## EXERCISE DESCRIPTION
Among the lines below, list those containing the string "paths".

Element data from apps and pages:
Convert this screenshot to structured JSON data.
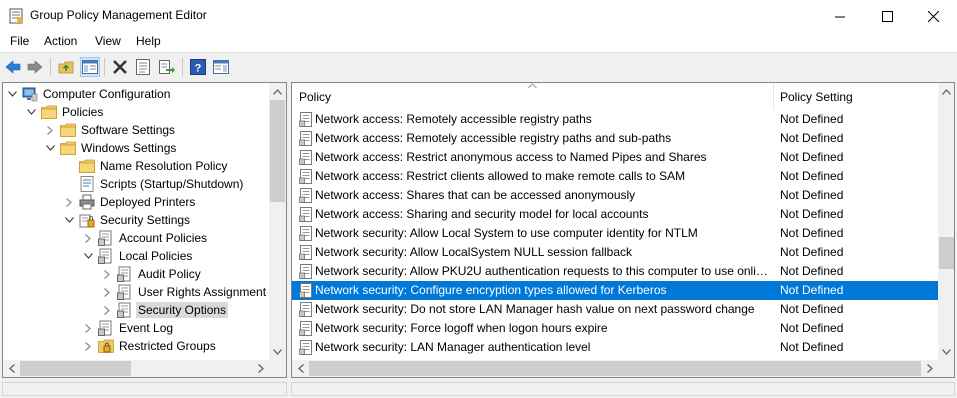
{
  "window": {
    "title": "Group Policy Management Editor"
  },
  "menu": [
    "File",
    "Action",
    "View",
    "Help"
  ],
  "toolbar": {
    "buttons": [
      "back",
      "forward",
      "up-folder",
      "show-hide-console-tree",
      "delete",
      "properties",
      "export-list",
      "help",
      "show-hide-action-pane"
    ]
  },
  "tree": {
    "nodes": [
      {
        "label": "Computer Configuration",
        "expander": "open",
        "icon": "computer"
      },
      {
        "label": "Policies",
        "expander": "open",
        "icon": "folder"
      },
      {
        "label": "Software Settings",
        "expander": "closed",
        "icon": "folder"
      },
      {
        "label": "Windows Settings",
        "expander": "open",
        "icon": "folder"
      },
      {
        "label": "Name Resolution Policy",
        "expander": "none",
        "icon": "folder"
      },
      {
        "label": "Scripts (Startup/Shutdown)",
        "expander": "none",
        "icon": "script"
      },
      {
        "label": "Deployed Printers",
        "expander": "closed",
        "icon": "printer"
      },
      {
        "label": "Security Settings",
        "expander": "open",
        "icon": "security"
      },
      {
        "label": "Account Policies",
        "expander": "closed",
        "icon": "policy-folder"
      },
      {
        "label": "Local Policies",
        "expander": "open",
        "icon": "policy-folder"
      },
      {
        "label": "Audit Policy",
        "expander": "closed",
        "icon": "policy-folder"
      },
      {
        "label": "User Rights Assignment",
        "expander": "closed",
        "icon": "policy-folder"
      },
      {
        "label": "Security Options",
        "expander": "closed",
        "icon": "policy-folder",
        "selected": true
      },
      {
        "label": "Event Log",
        "expander": "closed",
        "icon": "policy-folder"
      },
      {
        "label": "Restricted Groups",
        "expander": "closed",
        "icon": "lock-folder"
      }
    ]
  },
  "list": {
    "columns": {
      "policy": "Policy",
      "setting": "Policy Setting"
    },
    "rows": [
      {
        "policy": "Network access: Remotely accessible registry paths",
        "setting": "Not Defined"
      },
      {
        "policy": "Network access: Remotely accessible registry paths and sub-paths",
        "setting": "Not Defined"
      },
      {
        "policy": "Network access: Restrict anonymous access to Named Pipes and Shares",
        "setting": "Not Defined"
      },
      {
        "policy": "Network access: Restrict clients allowed to make remote calls to SAM",
        "setting": "Not Defined"
      },
      {
        "policy": "Network access: Shares that can be accessed anonymously",
        "setting": "Not Defined"
      },
      {
        "policy": "Network access: Sharing and security model for local accounts",
        "setting": "Not Defined"
      },
      {
        "policy": "Network security: Allow Local System to use computer identity for NTLM",
        "setting": "Not Defined"
      },
      {
        "policy": "Network security: Allow LocalSystem NULL session fallback",
        "setting": "Not Defined"
      },
      {
        "policy": "Network security: Allow PKU2U authentication requests to this computer to use onlin...",
        "setting": "Not Defined"
      },
      {
        "policy": "Network security: Configure encryption types allowed for Kerberos",
        "setting": "Not Defined",
        "selected": true
      },
      {
        "policy": "Network security: Do not store LAN Manager hash value on next password change",
        "setting": "Not Defined"
      },
      {
        "policy": "Network security: Force logoff when logon hours expire",
        "setting": "Not Defined"
      },
      {
        "policy": "Network security: LAN Manager authentication level",
        "setting": "Not Defined"
      }
    ]
  },
  "colors": {
    "selection": "#0078d7",
    "tree_selection": "#d9d9d9",
    "pane_border": "#828790",
    "chrome": "#f0f0f0"
  }
}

## OUTPUT FOR THIS EXERCISE
        "policy": "Network access: Remotely accessible registry paths",
        "policy": "Network access: Remotely accessible registry paths and sub-paths",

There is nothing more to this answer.